Governor’s task force report emphasizes a strong and resilient economy must have equity at its core – prioritizing communities that have been left behind.
By Julie A. Su, Special to CalMatters
Julie A. Su is the Secretary for the California Labor and Workforce Development Agency, Communications@labor.ca.gov.
In times of economic crisis and high unemployment, we often hear “any job is a good job.” But, is it?
Even before the pandemic, during California’s record-breaking 120 months of economic growth, one-third of California’s workers made less than $15 an hour, with workers of color disproportionately represented in these low-wage jobs. Put another way, jobs were exacerbating racial inequality, and too few Californians had a good job. The pandemic exposed and accelerated these inequities.
We must do better. Being a part of Gov. Gavin Newsom’s Task Force on Business and Jobs Recovery, I got to work with more than 100 of California’s and the nation’s top minds to develop initiatives for a strong economic recovery for all.
Our recently released report embraces the fundamental truth that a strong and resilient economy must have equity at its core – prioritizing communities too long left behind, who are now the ones most affected by COVID-19 and the pandemic-induced recession. The health of our economy, like the health of our families and communities, relies on us recovering together.
This is why California adopted the first-in-the-nation health equity metric, where counties are evaluated not just on overall COVID-19 rates but on their success in preventing and mitigating the spread among the most vulnerable Californians.
This is why we have focused on investment in our youth. Studies show the devastating impact on young people, particularly youth of color, who come of age during times of high unemployment and economic recession. In the short-term, they encounter more competition for limited jobs. But even more distressing, they face lower lifetime earnings, decreased retirement savings and even lower mortality rates.
To secure their future and ours, we are launching a multi-pronged effort focused on job creation, training and experience, professional networks and leadership opportunities for young Californians who face the greatest barriers to employment.
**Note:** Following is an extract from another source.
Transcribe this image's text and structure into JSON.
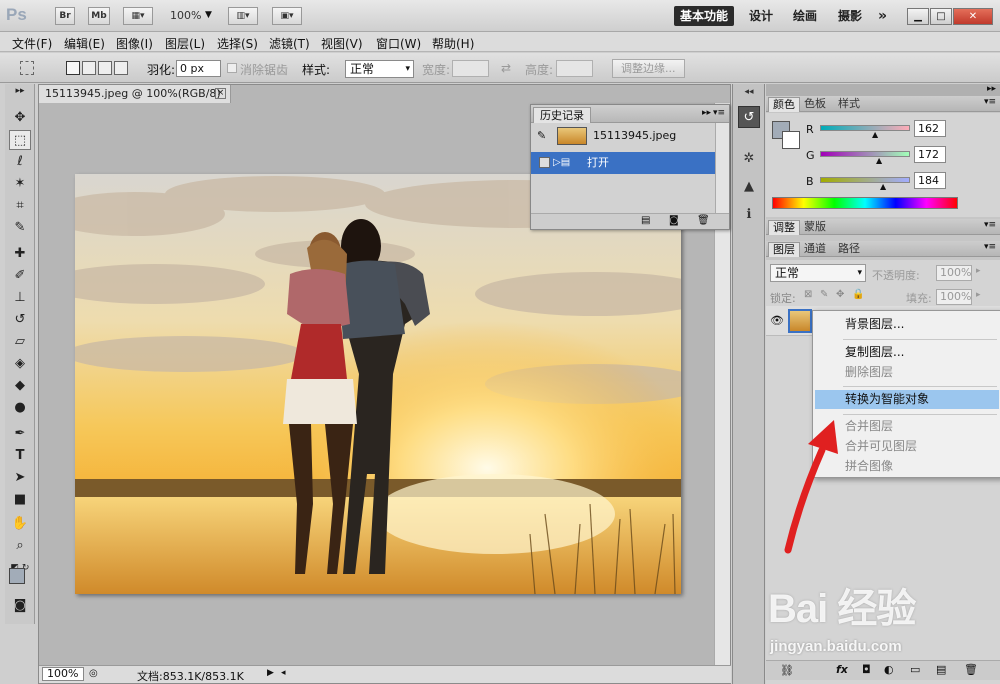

With every policy priority, there is an opportunity to invest in California businesses and workers by creating more quality jobs. With the Task Force’s guidance, Newsom accelerated the transition to a low-carbon economy by setting requirements for zero-emissions vehicles. In addition to addressing climate change, this action is a chance to create thousands of high-quality, well-paying jobs in manufacturing, green energy technology and related changes in how we live and move.
This will be a huge economic boost for families and communities; quality jobs put hard-earned money in the pockets of middle- and lower-income workers who invest those dollars back into the economy when they pay their bills, buy groceries and support local businesses.
These priorities, and others in the report, are models for the nation. California can emerge as a more just and prosperous state, with higher-wage, stable jobs and high-road, resilient businesses. This starts with improving the jobs we have and expanding quality jobs in growth industries.
We know employers want a well-trained and competitive workforce and that businesses reap the benefits of investments in their workers many times over in greater retention and employee satisfaction. The task force’s initiatives expand our economic recovery and help people achieve their fair share in the economy, increasing consumer spending and shortening the pandemic-induced recession.
But the measure of the task force’s impact extends beyond the ideas generated. The trust and relationships built are arguably just as important. The crises of our time will not be met by government alone, nor by any one sector working in isolation. The task force embodies California at our best – working together, challenging one another, leaning into rather than running from the hardest problems, and setting our sights high. Workers deserve nothing less, and their well-being will define the health of the economy we build.